Kunle Odunsi, MD, PhD, Deputy Director and Chair of Gynecologic Oncology at Roswell Park, says, "The gap in incidence and death rates from cervical cancer based on racial disparities is a wake-up call, a call to action".
But rural areas account for nearly all of the Washington counties with testicular-cancer death rates above the state and national averages, with Walla Walla, Pend Oreille and Columbia counties faring the worse.
What is a cervical cancer screening?
Counties in southern states (and the northernmost state) had the highest rates of lung cancer mortality: Kentucky, Tennessee, Alabama, Florida, Missouri, Arkansas, Mississippi and Alaska. The new death rate for black women in the United States is on part with that of developing countries.
Jo's Cervical Cancer Trust is "concerned that anxiety over external appearance may be stopping women from putting their health first and increasing their risk of life-threatening cervical cancer". Cancer of the cervix - the neck of the womb - affects women of all ages, but it is most common in those women aged between 30 to 45 years.
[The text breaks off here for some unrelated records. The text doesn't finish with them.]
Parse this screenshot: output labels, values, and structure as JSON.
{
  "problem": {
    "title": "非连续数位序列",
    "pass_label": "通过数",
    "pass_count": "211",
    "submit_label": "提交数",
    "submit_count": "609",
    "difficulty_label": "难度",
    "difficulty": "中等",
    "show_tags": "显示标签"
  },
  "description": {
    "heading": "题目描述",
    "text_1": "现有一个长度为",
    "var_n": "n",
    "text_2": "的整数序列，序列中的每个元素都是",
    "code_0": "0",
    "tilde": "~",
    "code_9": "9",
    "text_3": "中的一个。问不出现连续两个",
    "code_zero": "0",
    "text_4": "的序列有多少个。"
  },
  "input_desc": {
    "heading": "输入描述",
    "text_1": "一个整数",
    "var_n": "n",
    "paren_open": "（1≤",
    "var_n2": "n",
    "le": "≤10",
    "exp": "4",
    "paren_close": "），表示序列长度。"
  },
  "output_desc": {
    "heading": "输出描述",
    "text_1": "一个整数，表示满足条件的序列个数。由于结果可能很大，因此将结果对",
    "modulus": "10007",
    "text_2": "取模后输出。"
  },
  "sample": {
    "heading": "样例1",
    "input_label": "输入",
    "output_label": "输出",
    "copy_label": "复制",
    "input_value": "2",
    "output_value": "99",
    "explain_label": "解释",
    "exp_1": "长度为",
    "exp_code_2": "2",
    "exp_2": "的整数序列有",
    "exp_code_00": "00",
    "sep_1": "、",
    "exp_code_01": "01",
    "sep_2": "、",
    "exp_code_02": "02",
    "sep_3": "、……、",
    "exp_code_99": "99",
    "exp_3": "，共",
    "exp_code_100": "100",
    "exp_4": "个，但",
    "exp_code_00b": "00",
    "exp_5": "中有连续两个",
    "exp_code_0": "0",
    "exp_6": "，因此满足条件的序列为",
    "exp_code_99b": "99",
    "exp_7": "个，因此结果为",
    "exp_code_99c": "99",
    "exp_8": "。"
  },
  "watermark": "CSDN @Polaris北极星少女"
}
When women with hysterectomies are eliminated from the data, the cervical cancer mortality rate almost doubled for black women, skyrocketing from 5.7 per 100,000 to 10.1.
Compared to other types of cancer, cervical cancer is relatively rare; cases of this cancer make up less than 1 percent of all cancer cases diagnosed in the United States each year.
For example, lung cancer kills more people in the United States than any other cancer, but death rates are more than 20 times higher in some parts of the country than others, he said. As oncologists, we continually strive to personalize care for the individual patient, but this study reinforces the importance of tailoring our cancer prevention and treatment efforts to geographic areas as well.
Most human papillomavirus infections cause no symptoms and most disappear without treatment.
Perhaps the realization that some American women are significantly more likely to die of cervical cancer will spur new guidelines and increased access. Moreover, local information can also be useful for health care clinicians to understand community needs for care and aid in identifying cancer hot spots that need more investigation to understand the root causes.
Cancer, the No 2 cause of death in the USA, has always been tracked by health officials, but existing databases had largely measured such statistics on state or national levels.